It’s important to have an understanding of how the different types of occupation work. When developers of mixed use properties consider their projects, they intend it to work in a slightly different way to the usual private residential developer. Where a private developer buys a property at a reduced price, spends the bare minimum but produces a good finish then sells on to a new owner, a mixed use development often requires a different approach. Of course it is possible to buy and sell a mixed use development in the same way as a small residential (i.e. the freehold), but because of the combination of property types within the development it usually makes more sense to keep the freehold of the property and sell the long-leasehold interest as and when an occupier or investor is found.
If the freehold is retained, tenants can be found to occupy the office or retail portion. The residential areas of the building can be let the same way as the commercial but this involves a lot of management of tenants taking 6 or 12 month tenancies and of course, the developer will not receive capital in return in a lump sum. It’s far better to sell the long-leasehold interest in the residential units to either investors or leasehold-occupiers. This way, a profit can be made (the value of a long-leasehold interest is more-or-less the same as the freehold price) on individual units of the property. Investors or leasehold-occupiers can buy individual long-leaseholds interests one-by-one if necessary. If the residential units are above the ground floor, it is not possible to sell any of the freehold interests in these. A freehold must always be on the ground floor or associated with a property on a ground floor. If an investor purchases any of the long-leasehold interests, they will be obliged to honour any tenancies that might have been agreed prior to their completion.

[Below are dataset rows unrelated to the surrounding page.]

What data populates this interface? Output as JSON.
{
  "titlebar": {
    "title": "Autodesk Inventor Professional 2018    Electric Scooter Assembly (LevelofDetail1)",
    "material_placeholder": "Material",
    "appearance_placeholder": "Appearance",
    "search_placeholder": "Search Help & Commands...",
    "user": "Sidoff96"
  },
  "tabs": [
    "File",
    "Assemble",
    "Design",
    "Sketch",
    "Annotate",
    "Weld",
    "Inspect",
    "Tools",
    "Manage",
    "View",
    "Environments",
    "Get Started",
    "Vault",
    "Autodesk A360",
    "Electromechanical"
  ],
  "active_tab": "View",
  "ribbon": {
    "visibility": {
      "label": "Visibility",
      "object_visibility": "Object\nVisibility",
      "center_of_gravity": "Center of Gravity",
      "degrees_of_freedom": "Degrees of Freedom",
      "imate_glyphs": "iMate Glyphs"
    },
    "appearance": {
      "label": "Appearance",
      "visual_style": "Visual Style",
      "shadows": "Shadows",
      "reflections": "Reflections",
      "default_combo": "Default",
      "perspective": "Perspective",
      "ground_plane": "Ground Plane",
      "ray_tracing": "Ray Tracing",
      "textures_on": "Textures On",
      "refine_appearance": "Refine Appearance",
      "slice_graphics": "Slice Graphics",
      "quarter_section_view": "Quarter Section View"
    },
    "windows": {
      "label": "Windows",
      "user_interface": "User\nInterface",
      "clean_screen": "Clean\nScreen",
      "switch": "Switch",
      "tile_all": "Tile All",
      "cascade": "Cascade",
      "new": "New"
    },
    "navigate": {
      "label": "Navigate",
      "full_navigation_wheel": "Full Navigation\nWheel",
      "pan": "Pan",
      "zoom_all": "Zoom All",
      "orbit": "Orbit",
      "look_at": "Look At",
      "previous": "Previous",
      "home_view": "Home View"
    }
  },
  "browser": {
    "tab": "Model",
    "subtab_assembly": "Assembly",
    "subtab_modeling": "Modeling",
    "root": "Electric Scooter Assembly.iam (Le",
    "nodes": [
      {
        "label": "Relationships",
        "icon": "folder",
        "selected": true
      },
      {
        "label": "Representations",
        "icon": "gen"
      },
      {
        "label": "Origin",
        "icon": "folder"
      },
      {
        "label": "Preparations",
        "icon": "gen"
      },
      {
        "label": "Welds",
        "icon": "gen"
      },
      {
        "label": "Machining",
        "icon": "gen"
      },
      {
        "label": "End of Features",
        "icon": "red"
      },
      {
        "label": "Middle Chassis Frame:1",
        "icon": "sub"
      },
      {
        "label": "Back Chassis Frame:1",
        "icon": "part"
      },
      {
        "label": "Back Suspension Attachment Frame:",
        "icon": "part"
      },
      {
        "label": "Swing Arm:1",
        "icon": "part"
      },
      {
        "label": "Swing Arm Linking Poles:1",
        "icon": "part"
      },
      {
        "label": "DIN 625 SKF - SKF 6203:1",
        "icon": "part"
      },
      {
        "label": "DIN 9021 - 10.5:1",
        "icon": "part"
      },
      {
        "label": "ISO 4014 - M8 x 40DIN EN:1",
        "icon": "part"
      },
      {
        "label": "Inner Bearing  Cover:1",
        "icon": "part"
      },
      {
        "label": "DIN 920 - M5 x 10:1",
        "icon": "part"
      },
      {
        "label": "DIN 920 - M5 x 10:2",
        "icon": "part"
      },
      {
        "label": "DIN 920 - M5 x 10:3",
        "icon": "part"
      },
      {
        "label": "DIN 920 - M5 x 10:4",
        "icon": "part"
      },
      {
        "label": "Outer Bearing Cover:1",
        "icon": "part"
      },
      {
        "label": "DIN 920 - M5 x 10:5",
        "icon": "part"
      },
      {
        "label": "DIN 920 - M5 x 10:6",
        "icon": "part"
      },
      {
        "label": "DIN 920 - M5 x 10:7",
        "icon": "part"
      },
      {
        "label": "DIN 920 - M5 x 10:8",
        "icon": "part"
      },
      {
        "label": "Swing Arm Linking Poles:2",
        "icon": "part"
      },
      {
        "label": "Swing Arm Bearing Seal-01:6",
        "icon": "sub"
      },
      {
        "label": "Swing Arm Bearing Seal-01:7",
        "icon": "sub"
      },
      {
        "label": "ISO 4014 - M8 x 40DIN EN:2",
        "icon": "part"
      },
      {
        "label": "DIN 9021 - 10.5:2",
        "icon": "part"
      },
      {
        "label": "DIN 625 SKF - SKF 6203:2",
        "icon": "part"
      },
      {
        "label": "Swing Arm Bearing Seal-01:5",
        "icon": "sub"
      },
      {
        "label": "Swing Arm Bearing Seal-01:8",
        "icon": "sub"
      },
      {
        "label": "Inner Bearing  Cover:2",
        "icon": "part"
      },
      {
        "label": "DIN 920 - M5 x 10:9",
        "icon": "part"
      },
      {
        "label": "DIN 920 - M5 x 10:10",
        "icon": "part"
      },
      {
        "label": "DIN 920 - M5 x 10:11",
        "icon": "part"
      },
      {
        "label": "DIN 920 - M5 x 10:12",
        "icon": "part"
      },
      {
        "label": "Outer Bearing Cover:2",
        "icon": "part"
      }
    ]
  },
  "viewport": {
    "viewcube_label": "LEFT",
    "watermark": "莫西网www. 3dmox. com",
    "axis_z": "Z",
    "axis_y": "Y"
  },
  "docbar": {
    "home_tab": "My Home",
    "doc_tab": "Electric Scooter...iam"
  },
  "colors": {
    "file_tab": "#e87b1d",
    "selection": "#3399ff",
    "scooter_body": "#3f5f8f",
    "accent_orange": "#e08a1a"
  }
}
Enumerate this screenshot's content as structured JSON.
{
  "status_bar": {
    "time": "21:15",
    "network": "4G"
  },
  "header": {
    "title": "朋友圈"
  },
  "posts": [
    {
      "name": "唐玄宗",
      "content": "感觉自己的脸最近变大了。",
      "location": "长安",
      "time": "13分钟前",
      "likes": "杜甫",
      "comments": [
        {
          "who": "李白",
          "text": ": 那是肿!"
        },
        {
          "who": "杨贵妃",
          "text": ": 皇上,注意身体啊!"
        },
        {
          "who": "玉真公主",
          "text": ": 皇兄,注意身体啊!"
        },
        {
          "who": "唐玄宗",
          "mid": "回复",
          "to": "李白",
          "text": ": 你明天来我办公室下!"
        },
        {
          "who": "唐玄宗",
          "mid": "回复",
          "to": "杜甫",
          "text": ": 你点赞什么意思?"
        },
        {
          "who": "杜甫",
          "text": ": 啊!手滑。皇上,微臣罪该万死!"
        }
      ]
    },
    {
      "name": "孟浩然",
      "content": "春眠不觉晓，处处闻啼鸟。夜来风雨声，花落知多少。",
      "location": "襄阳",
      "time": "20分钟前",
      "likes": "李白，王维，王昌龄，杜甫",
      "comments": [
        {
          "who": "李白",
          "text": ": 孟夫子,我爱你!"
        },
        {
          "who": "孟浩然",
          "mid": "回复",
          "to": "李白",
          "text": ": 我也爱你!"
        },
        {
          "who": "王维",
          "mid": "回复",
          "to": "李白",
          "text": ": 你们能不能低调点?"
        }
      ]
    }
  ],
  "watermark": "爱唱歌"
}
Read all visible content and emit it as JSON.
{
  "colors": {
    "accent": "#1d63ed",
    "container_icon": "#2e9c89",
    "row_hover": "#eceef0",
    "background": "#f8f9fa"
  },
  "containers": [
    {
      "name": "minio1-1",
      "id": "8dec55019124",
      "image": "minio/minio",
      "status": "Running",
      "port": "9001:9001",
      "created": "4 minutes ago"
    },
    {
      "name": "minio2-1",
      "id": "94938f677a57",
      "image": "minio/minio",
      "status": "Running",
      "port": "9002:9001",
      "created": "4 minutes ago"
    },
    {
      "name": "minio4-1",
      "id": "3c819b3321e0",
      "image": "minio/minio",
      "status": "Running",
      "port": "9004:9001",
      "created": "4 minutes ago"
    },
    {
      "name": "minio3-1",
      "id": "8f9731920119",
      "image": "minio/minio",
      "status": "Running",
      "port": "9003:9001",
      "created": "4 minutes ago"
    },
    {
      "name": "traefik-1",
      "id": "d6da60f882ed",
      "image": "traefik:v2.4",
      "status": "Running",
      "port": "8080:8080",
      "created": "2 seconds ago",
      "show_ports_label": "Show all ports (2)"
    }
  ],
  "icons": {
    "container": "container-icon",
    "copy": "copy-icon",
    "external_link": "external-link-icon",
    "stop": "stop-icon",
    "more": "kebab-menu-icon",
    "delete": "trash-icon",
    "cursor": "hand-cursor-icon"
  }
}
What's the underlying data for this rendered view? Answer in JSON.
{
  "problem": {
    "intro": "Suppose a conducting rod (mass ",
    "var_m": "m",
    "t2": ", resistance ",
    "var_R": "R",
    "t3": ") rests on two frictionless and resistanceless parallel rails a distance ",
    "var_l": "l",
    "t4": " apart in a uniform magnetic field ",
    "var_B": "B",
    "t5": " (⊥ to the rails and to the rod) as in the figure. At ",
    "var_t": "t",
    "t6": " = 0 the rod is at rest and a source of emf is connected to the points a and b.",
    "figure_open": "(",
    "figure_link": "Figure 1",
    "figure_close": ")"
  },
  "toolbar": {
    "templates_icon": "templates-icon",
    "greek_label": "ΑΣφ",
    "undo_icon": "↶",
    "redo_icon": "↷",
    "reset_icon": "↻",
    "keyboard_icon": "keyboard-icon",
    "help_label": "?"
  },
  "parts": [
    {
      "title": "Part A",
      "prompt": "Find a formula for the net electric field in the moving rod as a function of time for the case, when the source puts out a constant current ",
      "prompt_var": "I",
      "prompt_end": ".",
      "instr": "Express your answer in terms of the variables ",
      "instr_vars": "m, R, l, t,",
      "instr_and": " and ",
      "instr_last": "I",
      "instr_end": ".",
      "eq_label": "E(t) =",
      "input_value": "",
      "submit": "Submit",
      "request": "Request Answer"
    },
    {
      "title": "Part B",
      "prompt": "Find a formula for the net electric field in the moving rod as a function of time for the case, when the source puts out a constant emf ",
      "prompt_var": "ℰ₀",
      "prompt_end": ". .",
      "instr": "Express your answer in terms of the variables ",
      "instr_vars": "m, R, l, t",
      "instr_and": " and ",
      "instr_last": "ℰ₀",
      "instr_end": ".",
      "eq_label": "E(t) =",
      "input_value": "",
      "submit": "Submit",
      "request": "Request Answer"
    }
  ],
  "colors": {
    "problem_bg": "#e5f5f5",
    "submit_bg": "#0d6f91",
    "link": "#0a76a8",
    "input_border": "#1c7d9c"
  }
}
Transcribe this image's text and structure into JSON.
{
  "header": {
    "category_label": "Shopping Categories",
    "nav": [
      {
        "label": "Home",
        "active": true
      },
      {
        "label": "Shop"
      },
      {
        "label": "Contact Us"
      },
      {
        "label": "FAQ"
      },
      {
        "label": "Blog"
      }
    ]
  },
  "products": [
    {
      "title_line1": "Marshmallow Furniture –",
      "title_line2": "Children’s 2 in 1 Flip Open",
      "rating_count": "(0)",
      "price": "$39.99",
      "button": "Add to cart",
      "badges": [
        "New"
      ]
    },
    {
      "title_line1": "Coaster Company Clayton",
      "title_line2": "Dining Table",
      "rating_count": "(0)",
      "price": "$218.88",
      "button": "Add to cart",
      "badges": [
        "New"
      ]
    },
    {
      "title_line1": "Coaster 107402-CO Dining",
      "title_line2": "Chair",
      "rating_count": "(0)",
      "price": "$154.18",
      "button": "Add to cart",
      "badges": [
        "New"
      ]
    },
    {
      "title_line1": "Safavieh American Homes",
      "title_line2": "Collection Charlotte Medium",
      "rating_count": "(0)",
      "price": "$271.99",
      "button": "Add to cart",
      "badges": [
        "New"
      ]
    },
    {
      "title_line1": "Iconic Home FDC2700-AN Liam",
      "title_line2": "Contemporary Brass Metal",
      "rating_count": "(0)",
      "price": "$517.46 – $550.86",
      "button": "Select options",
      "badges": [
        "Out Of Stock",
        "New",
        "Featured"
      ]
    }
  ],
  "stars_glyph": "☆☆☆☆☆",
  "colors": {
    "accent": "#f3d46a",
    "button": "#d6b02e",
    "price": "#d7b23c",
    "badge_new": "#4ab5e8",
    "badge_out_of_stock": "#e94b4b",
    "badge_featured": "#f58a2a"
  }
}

It’s also important to understand how service charges apply to a property of mixed uses. A service charge is essentially a further charge to the tenant(s) to contribute to the upkeep of common areas such as grounds maintenance or cleaning and decorating of hallways and stairwells. Service charges should be ‘fair and reasonable’ and not produce a profit or a loss for the landlord. For Commercial tenants, The Royal Institute of Chartered Surveyors publish a Code of Practice guide on service charges. The method of dealing with dispute resolution will be stated in the lease. Residential tenancy service charges however, are very strictly regulated. A landlord who doesn’t follow the statutory procedures might find himself limited under law as to how much can be recovered from the tenant at the end of the occupancy.
Tenants should be supplied with a schedule of the previous year’s service costs and justification of the current level of charge. In a mixed use property however, tenants will occupy different sized areas and even use different facilities in the property. For example a Commercial tenant on the ground floor would not be expected to pay for the upkeep of a lift to service the residential units on the floors above. The principle way of deciding who should pay for what, is to consider which property a particular service will benefit. A Commercial tenant should have the opportunity of negotiating the service charge. It is sometimes possible to opt out of the charge for services that are available but will not be used.